Woman dies in smart motorway breakdown crash

Share this story...Tweet about this on TwitterShare on LinkedInShare on FacebookShare on Google+Email this to someonePrint this pageBuffer this pagePin on PinterestShare on StumbleUponShare on Tumblr

A woman has died on a stretch of smart motorway on the English network near Sheffield when the car she was in broke down on the northbound carriageway and was then crashed into.

The Times reports that it is believed that the 62-year-old woman, who was a passenger, got out and was standing near by when a Mercedes E-class collided with the Nissan Qashqai and then her.  It says  30-year-old man was arrested on suspicion of causing death by dangerous driving.

The stretch, between junction 30 and 31, has been converted into a smart motorway with no hard shoulder and differential speed limits to keep traffic flowing at peak times with Red X signs warning other motorists not to use that lane in the event of a breakdown.

The Times adds that it is believed that police are investigating if the signs were operating at the time or whether the driver of the second car ignored or missed the signal.

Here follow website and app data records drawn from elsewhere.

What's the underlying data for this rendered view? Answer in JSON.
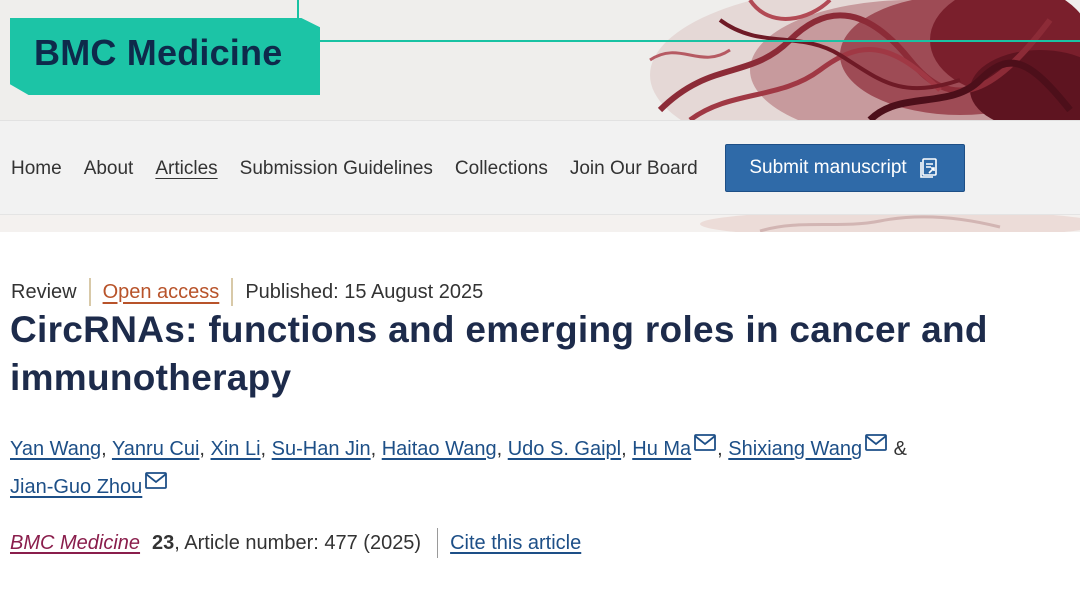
{
  "journal": {
    "name": "BMC Medicine"
  },
  "nav": {
    "items": [
      {
        "label": "Home",
        "active": false
      },
      {
        "label": "About",
        "active": false
      },
      {
        "label": "Articles",
        "active": true
      },
      {
        "label": "Submission Guidelines",
        "active": false
      },
      {
        "label": "Collections",
        "active": false
      },
      {
        "label": "Join Our Board",
        "active": false
      }
    ],
    "submit_label": "Submit manuscript"
  },
  "article": {
    "type": "Review",
    "access": "Open access",
    "published": "Published: 15 August 2025",
    "title": "CircRNAs: functions and emerging roles in cancer and immunotherapy",
    "authors": [
      {
        "name": "Yan Wang",
        "mail": false,
        "sep": ", "
      },
      {
        "name": "Yanru Cui",
        "mail": false,
        "sep": ", "
      },
      {
        "name": "Xin Li",
        "mail": false,
        "sep": ", "
      },
      {
        "name": "Su-Han Jin",
        "mail": false,
        "sep": ", "
      },
      {
        "name": "Haitao Wang",
        "mail": false,
        "sep": ", "
      },
      {
        "name": "Udo S. Gaipl",
        "mail": false,
        "sep": ", "
      },
      {
        "name": "Hu Ma",
        "mail": true,
        "sep": ", "
      },
      {
        "name": "Shixiang Wang",
        "mail": true,
        "sep": " & "
      },
      {
        "name": "Jian-Guo Zhou",
        "mail": true,
        "sep": ""
      }
    ],
    "citation": {
      "journal": "BMC Medicine",
      "volume": "23",
      "article_number": ", Article number: 477 (2025)",
      "cite_label": "Cite this article"
    }
  },
  "colors": {
    "brand_teal": "#1cc4a6",
    "navy": "#0e2a4b",
    "button_blue": "#2f6aa8",
    "link_blue": "#1d4f87",
    "open_access_orange": "#b8532a",
    "journal_maroon": "#8a1e4c"
  },
  "icons": {
    "submit": "external-form-icon",
    "mail": "envelope-icon"
  }
}
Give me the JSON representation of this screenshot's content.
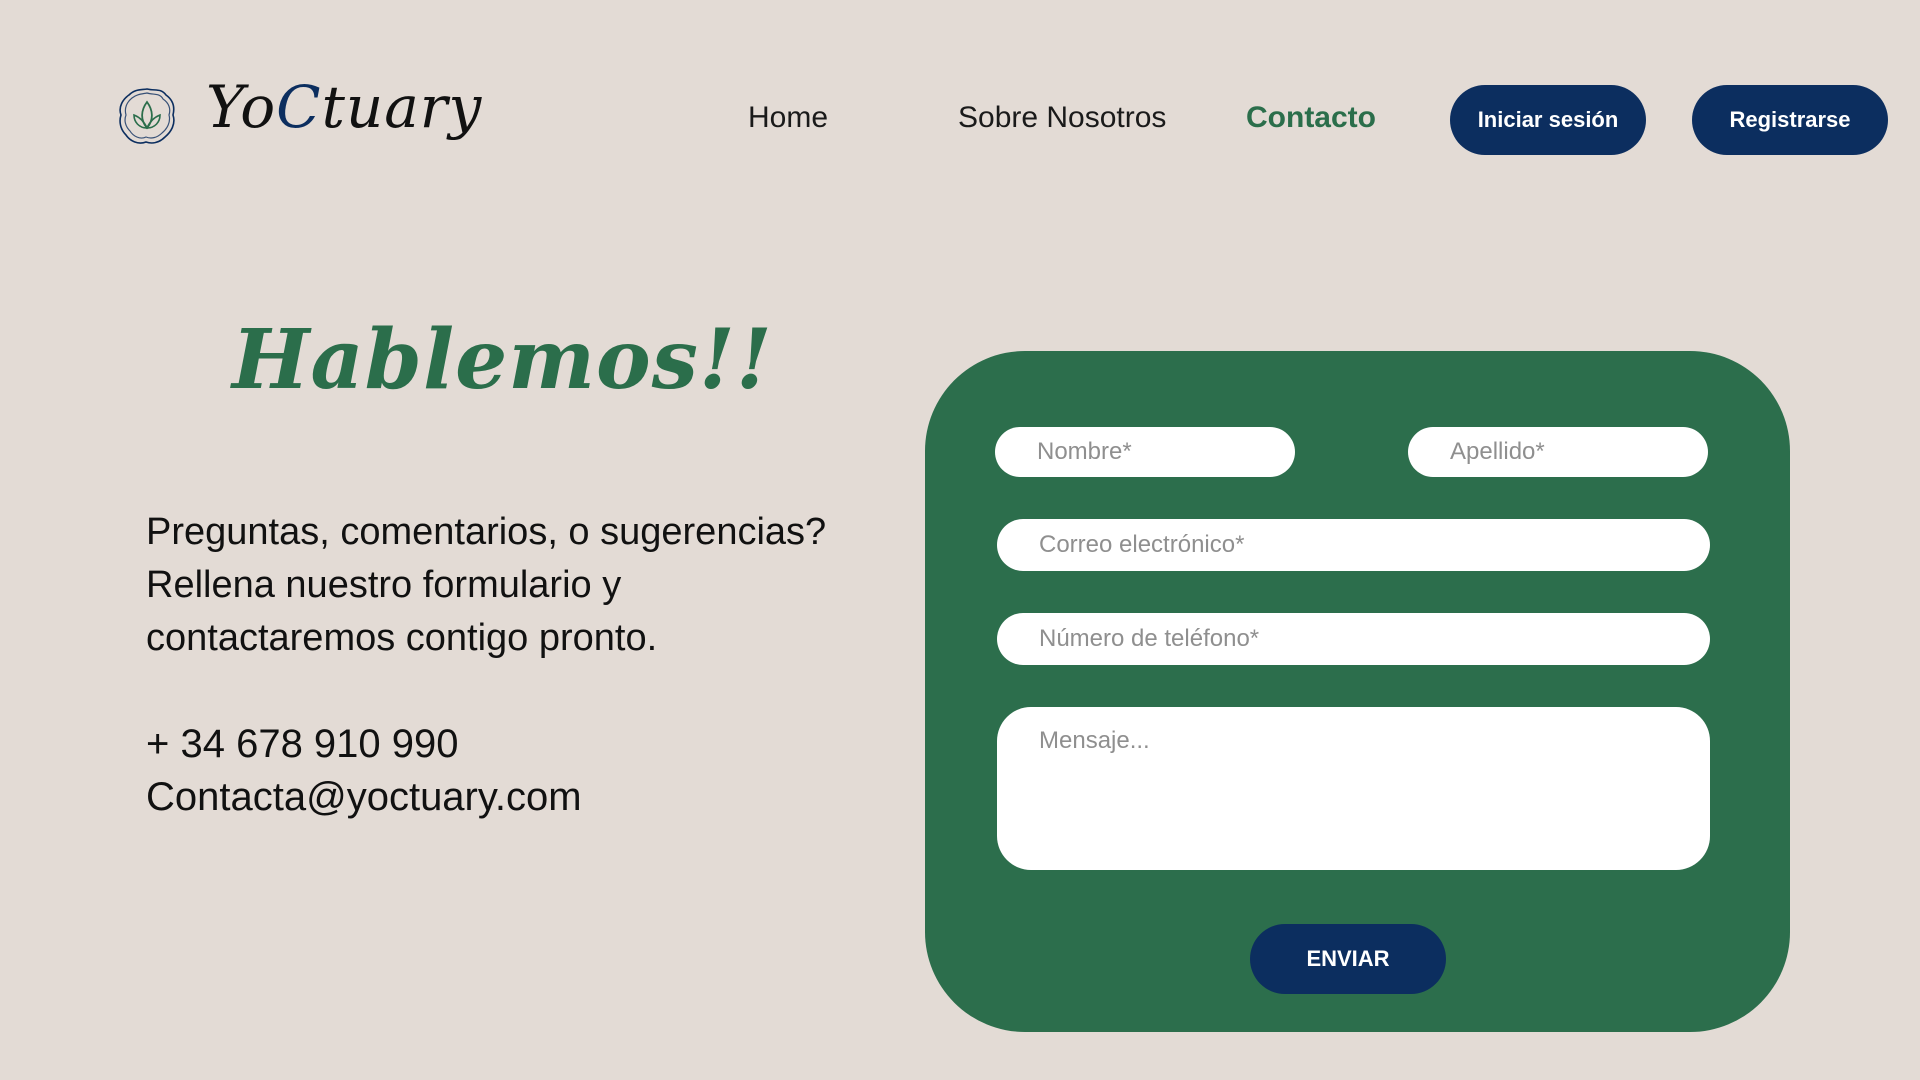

Edmund King, president of the AA, told the paper, “This is an unlit stretch of road and a car stationary in lane one — whether or not they had their hazard lights on — would have been difficult to see at speed. Unfortunately it backs up the concerns we have been airing for the last three or four years that we need more emergency areas where cars can pull off the road if they are in trouble.”

A Highways England spokesman commented to it, “Our deepest sympathies are with the family and friends of the woman involved in the tragic incident on the M1 near Sheffield on Sunday evening. As police investigations are ongoing, it would not be appropriate to comment further at this time. We can reassure drivers that safety is and always will be our top priority.”

In response to this news story, SMART Highways Editor Paul Hutton was asked to explain smart motorways on BBC Local Radio.  Listen to his interview here.

 
Comments

Interesting at statement that making drivers more confident by putting more refuges is necessarily a good thing, having also said that hard shoulders are dangerous places (correctly). Part of the problem might be argued to be over-confidence and under-attention of drivers, (not paying enough attention, and late response to a stopped vehicle) so perhaps lots of refuges might make people less careful? I wouldn’t want drivers to be over-stressed, but too much of the time they’re complacent, and hard shoulder impacts might indicate this lack of adequate attention?